Set a consistent sleep schedule. Go to bed at the same time and get up at the same time every day.

Wake up with light. Your body needs light in the morning and throughout the day to set its body clock to be awake during those hours. Choose an office with a lot of light rather than one that is dimly lighted. Blackout shades make it hard to wake up in the morning.

Go to sleep in dark. Darken rooms at night. Avoid using devices with a lot of light exposure such as cellphones, TVs, computers and tablets at night. If you must, use the night setting, though there has not been a full scientific study indicating that such settings are better than the regular setting, Wang said. It's just a theory. 

Get ready for bed. Avoid excess alcohol, caffeine and high-intensity exercise two to three hours before bedtime.

Avoid a multiuse bedroom. If you train your brain that the bedroom is also your office or your entertainment center, it's hard to wind down to sleep there. Keep the TVs, phones and computers out of the bedroom. 

Limit the distractions in the bedroom. That can mean pets, too. 
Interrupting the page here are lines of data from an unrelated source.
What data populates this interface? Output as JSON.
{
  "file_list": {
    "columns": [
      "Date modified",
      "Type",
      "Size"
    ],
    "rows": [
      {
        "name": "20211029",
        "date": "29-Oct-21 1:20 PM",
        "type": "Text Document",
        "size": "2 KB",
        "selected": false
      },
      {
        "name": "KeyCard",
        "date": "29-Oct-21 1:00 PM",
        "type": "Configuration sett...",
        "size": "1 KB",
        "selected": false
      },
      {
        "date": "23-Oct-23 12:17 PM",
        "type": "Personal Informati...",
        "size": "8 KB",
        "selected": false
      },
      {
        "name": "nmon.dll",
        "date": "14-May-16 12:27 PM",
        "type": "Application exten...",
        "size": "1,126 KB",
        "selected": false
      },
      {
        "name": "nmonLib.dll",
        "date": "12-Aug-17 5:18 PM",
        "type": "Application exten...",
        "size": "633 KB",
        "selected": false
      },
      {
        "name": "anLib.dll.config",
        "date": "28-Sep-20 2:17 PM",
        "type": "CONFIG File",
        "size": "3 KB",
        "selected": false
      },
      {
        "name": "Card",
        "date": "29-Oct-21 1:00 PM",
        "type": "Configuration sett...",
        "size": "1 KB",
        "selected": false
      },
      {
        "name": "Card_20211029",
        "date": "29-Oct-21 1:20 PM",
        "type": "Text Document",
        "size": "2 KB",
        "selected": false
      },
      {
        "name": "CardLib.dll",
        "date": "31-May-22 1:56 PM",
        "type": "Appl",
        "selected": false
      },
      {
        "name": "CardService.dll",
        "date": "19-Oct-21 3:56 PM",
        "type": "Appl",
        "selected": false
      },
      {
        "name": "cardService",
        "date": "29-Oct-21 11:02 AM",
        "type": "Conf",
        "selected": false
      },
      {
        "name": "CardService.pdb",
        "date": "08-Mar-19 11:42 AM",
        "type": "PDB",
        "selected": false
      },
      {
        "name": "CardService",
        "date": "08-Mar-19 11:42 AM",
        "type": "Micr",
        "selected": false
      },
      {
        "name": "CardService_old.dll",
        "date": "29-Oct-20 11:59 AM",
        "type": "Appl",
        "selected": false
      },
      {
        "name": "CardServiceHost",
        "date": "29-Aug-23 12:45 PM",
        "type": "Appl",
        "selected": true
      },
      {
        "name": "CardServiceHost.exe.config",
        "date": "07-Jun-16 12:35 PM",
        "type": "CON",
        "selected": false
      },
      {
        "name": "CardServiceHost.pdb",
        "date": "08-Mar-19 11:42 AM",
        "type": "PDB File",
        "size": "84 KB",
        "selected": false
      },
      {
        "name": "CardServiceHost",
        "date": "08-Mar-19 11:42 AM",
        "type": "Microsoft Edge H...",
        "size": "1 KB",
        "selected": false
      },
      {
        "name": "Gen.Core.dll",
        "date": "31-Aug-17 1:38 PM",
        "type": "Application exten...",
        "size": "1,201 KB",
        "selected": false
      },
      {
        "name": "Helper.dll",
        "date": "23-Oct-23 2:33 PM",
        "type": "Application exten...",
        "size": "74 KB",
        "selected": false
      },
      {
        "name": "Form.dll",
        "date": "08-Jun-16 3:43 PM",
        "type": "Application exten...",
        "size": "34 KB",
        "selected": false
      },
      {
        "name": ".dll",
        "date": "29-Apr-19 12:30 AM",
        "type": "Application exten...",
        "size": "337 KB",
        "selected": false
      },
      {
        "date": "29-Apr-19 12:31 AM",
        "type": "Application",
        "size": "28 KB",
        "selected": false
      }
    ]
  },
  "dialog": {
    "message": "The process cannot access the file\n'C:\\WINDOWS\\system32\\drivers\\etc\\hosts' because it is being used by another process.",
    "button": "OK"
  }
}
Talk to a doctor if you are waking up frequently to use the bathroom or because of hormonal shifts (night sweats), or if someone tells you that you snore, stop breathing or wake up gasping during the night.